Provided records |
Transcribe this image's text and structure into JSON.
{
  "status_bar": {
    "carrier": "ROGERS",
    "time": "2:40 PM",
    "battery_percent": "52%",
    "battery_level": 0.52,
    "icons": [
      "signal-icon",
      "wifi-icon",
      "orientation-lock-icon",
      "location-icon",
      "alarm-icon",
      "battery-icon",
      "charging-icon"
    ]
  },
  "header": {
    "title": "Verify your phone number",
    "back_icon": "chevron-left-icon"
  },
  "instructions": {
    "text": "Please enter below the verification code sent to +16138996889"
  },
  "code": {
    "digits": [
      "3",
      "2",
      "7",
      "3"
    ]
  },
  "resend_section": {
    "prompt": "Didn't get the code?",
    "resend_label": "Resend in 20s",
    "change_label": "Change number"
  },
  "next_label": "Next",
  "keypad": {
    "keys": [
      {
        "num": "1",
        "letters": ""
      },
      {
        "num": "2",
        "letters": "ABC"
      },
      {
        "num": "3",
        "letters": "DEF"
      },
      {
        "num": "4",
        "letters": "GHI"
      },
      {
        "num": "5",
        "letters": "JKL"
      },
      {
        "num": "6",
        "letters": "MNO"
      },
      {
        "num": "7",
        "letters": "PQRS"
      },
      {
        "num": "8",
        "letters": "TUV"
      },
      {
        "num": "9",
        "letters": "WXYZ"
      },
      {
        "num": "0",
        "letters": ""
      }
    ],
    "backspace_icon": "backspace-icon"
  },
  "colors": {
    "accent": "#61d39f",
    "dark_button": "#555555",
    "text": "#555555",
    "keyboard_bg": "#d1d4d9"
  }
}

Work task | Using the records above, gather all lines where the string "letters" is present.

Response to the task |
        "letters": ""
        "letters": "ABC"
        "letters": "DEF"
        "letters": "GHI"
        "letters": "JKL"
        "letters": "MNO"
        "letters": "PQRS"
        "letters": "TUV"
        "letters": "WXYZ"
        "letters": ""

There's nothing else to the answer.